- Introduction to Resistant Starch
- Structure and Thermal Properties of Starch Granules
- Factors that affect the digestibility of starch
- Resistant Starch (RS) Preparation
- Resistant Starch (RS) Detection
- The Health Effects of Resistant Starch (RS)
- The Use of Resistant Starch (RS) in Foods
RS1: Physically inaccessible starch
RS1 is physically inaccessible to digestive enzymes because it is trapped within the food matrix in proteins, cell wall materials, and other physical barriers in whole or partly milled grains, tubes, and seeds. A good example of RS1 is the RS in pasta. The compact protein matrix of pasta has been reported to be responsible for its higher RS content than other wheat products. Grinding and protease hydrolysis that can destroy the physical barriers in foods reduce the RS1 content.
RS2: Raw granular starch with a B- or C-type polymorph
RS2 is comprised of native, uncooked granules with B- or C-type polymorphs, such as those found in raw potatoes, unripe banana starches, and high-amylose maize starches, whose granule crystallinity makes them resistant to enzymatic hydrolysis. A disadvantage of RS2 for food applications is that its RS content decreases substantially after thermal processing. A particular type of RS2 called HAM (high-amylose maize starch) is uniquely stable to most cooking operations because of the presence of long-chain double-helical crystallites.
RS3: Retrograded starch

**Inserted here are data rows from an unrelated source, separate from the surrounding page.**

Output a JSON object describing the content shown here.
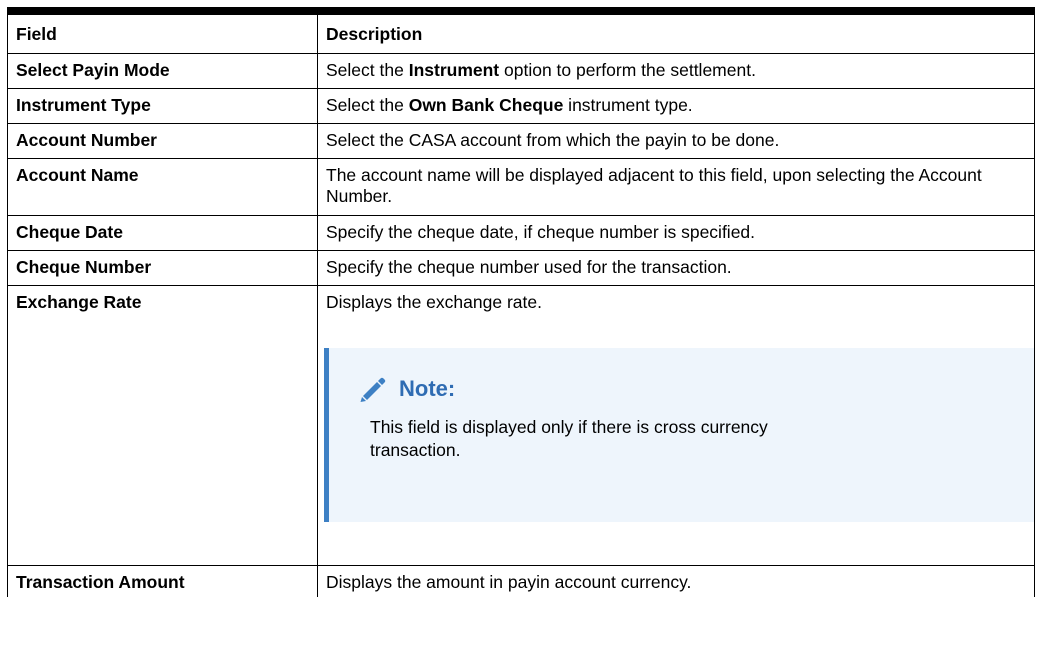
{
  "table": {
    "header": {
      "field": "Field",
      "description": "Description"
    },
    "rows": [
      {
        "field": "Select Payin Mode",
        "desc_before": "Select the ",
        "desc_bold": "Instrument",
        "desc_after": " option to perform the settlement."
      },
      {
        "field": "Instrument Type",
        "desc_before": "Select the ",
        "desc_bold": "Own Bank Cheque",
        "desc_after": " instrument type."
      },
      {
        "field": "Account Number",
        "description": "Select the CASA account from which the payin to be done."
      },
      {
        "field": "Account Name",
        "description": "The account name will be displayed adjacent to this field, upon selecting the Account Number."
      },
      {
        "field": "Cheque Date",
        "description": "Specify the cheque date, if cheque number is specified."
      },
      {
        "field": "Cheque Number",
        "description": "Specify the cheque number used for the transaction."
      },
      {
        "field": "Exchange Rate",
        "description": "Displays the exchange rate.",
        "note": {
          "icon": "pencil-icon",
          "title": "Note:",
          "text": "This field is displayed only if there is cross currency transaction."
        }
      },
      {
        "field": "Transaction Amount",
        "description": "Displays the amount in payin account currency."
      }
    ]
  },
  "colors": {
    "border": "#000000",
    "note_background": "#eef5fc",
    "note_accent": "#3d80c4",
    "note_title": "#2f6cb3"
  }
}
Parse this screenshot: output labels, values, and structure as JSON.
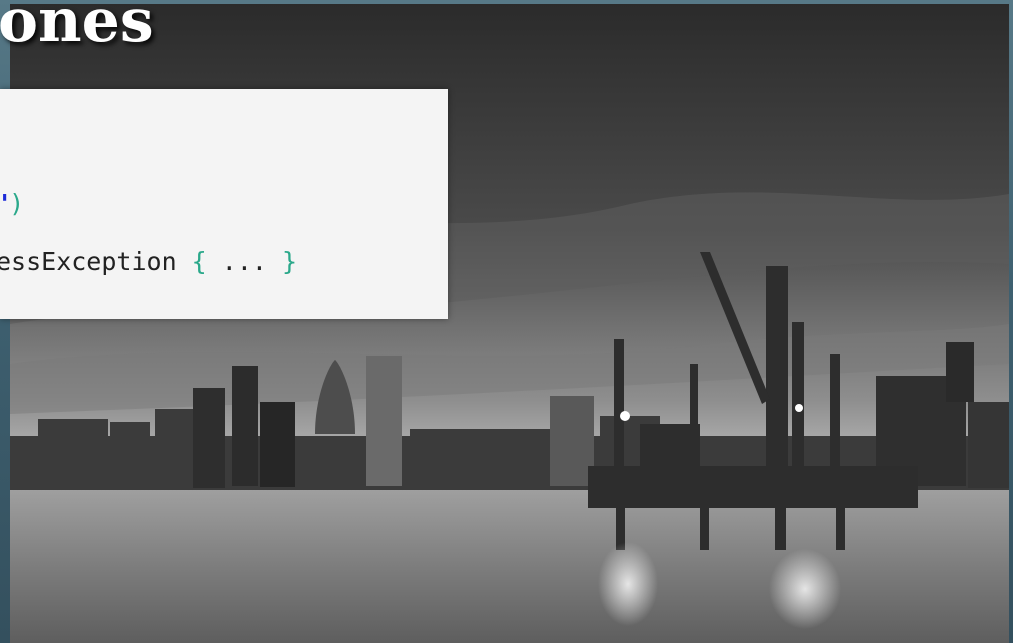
{
  "slide": {
    "title": "ones"
  },
  "code": {
    "line1": {
      "quote": "\"",
      "paren": ")"
    },
    "line2": {
      "text": "essException ",
      "open_brace": "{",
      "ellipsis": " ... ",
      "close_brace": "}"
    }
  },
  "background": {
    "image": "grayscale-city-skyline-with-offshore-platform"
  },
  "colors": {
    "frame": "#3f5f6f",
    "code_panel_bg": "#f4f4f4",
    "string_quote": "#1d2bd8",
    "bracket": "#2aa88a"
  }
}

This starch is first gelatinized in hot water and then cooled for retrogradation. During retrogradation, the two polymer chains reassociate to form double helices stabilized by hydrogen bonds, making the structure more resistant to enzymatic hydrolysis. Linear amylose molecules are preferred for the formation of RS3 because they retrograde at a faster rate and form more resistant crystallites than amylopectin.

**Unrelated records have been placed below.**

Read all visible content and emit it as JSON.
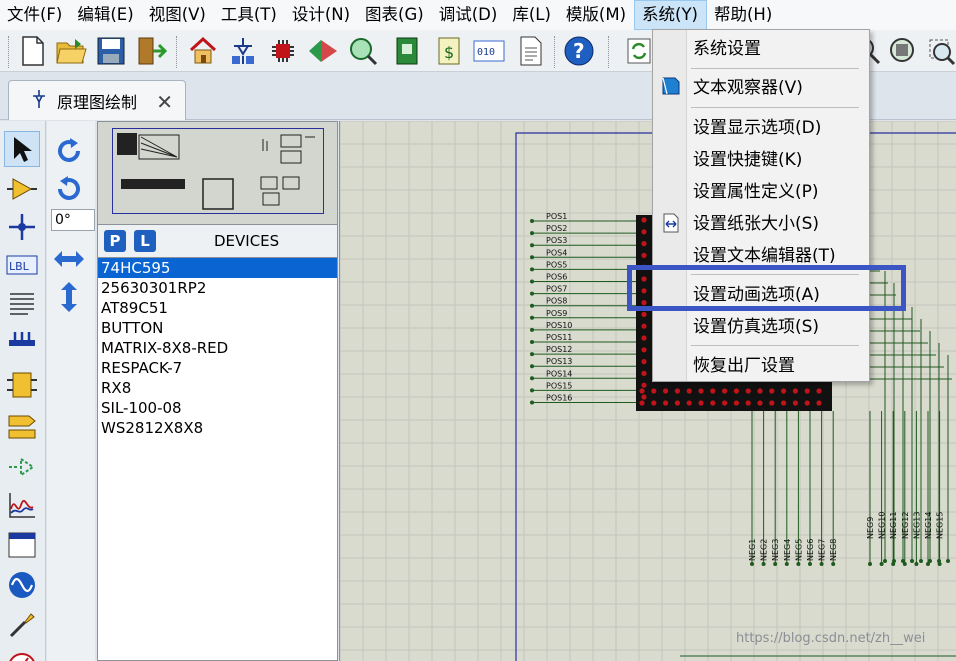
{
  "menubar": {
    "items": [
      "文件(F)",
      "编辑(E)",
      "视图(V)",
      "工具(T)",
      "设计(N)",
      "图表(G)",
      "调试(D)",
      "库(L)",
      "模版(M)",
      "系统(Y)",
      "帮助(H)"
    ],
    "open_item": "系统(Y)"
  },
  "tab": {
    "label": "原理图绘制",
    "close": "✕"
  },
  "rotation": {
    "angle": "0°"
  },
  "devices": {
    "buttons": [
      "P",
      "L"
    ],
    "title": "DEVICES",
    "items": [
      "74HC595",
      "25630301RP2",
      "AT89C51",
      "BUTTON",
      "MATRIX-8X8-RED",
      "RESPACK-7",
      "RX8",
      "SIL-100-08",
      "WS2812X8X8"
    ],
    "selected_index": 0
  },
  "system_menu": {
    "items": [
      "系统设置",
      "文本观察器(V)",
      "设置显示选项(D)",
      "设置快捷键(K)",
      "设置属性定义(P)",
      "设置纸张大小(S)",
      "设置文本编辑器(T)",
      "设置动画选项(A)",
      "设置仿真选项(S)",
      "恢复出厂设置"
    ],
    "highlighted": "设置动画选项(A)"
  },
  "schematic": {
    "pos_labels": [
      "POS1",
      "POS2",
      "POS3",
      "POS4",
      "POS5",
      "POS6",
      "POS7",
      "POS8",
      "POS9",
      "POS10",
      "POS11",
      "POS12",
      "POS13",
      "POS14",
      "POS15",
      "POS16"
    ],
    "neg_labels": [
      "NEG1",
      "NEG2",
      "NEG3",
      "NEG4",
      "NEG5",
      "NEG6",
      "NEG7",
      "NEG8",
      "NEG9",
      "NEG10",
      "NEG11",
      "NEG12",
      "NEG13",
      "NEG14",
      "NEG15"
    ]
  },
  "watermark": "https://blog.csdn.net/zh__wei",
  "colors": {
    "accent": "#0a64d2",
    "highlight_box": "#3c55c4",
    "led_red": "#c0141a",
    "wire": "#1f5a1f"
  }
}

Food processing, which involves heat and moisture, generally destroys RS1 and RS2 but may form RS3. RS3 is a potential new food ingredient, because it is generally stable to heat treatments and continues to exist after most types of food processing.
RS4: Chemically modified starch

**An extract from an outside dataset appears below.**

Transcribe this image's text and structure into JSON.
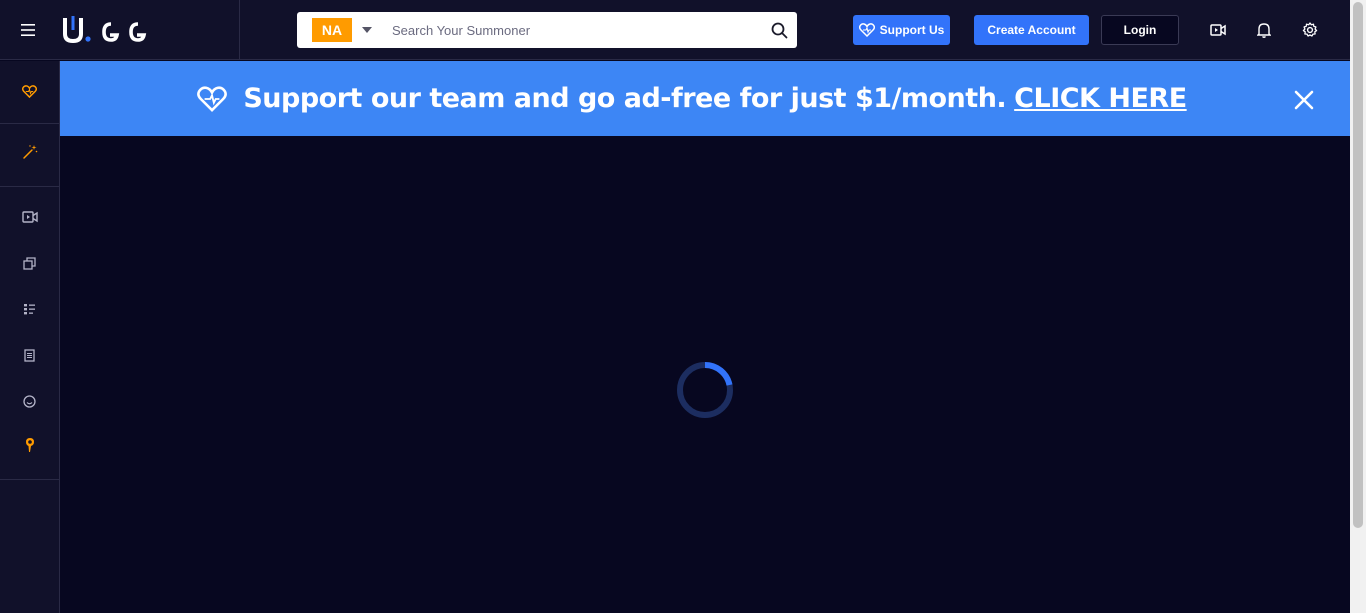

RS4 is a chemically modified starch that includes the modifications of esterification, etherification, or cross-linking. RS4 is further grouped into subcategories based on its solubility in water and the experimental protocols used for analyses. Chemical modifications reduce digestion of starch by the formation of steric hindrances at the sites of enzymatic action. For example, octenyl succinic anhydride modification of starch introduces hydrophobic octenyl succinate (OS) groups into starch molecules, which interfere with binding of starch by amylolytic enzymes. Cross-linking of starch is another effective approach to prepare RS4.
RS5: Amylose-lipid complex and resistant maltodextrin
RS5 has been proposed as two different components. The first component involves amylose-lipid complexes, which is a single helical structure formed between amylose and lipids. The second component is resistant maltodextrin, which is obtained by subjecting native starch to sequential applications of pyroconversion and enzymatic hydrolysis. Resistant maltodextrins are non-sweet and low molecular weight compounds containing the native α-(1→4) and α-(1→6) bonds as well as β-(1→2) and β-(1→3) bonds and levoglucosans and have properties similar to those of dietary fiber. The majority of reports describe RS5 as amylose-lipid complexes.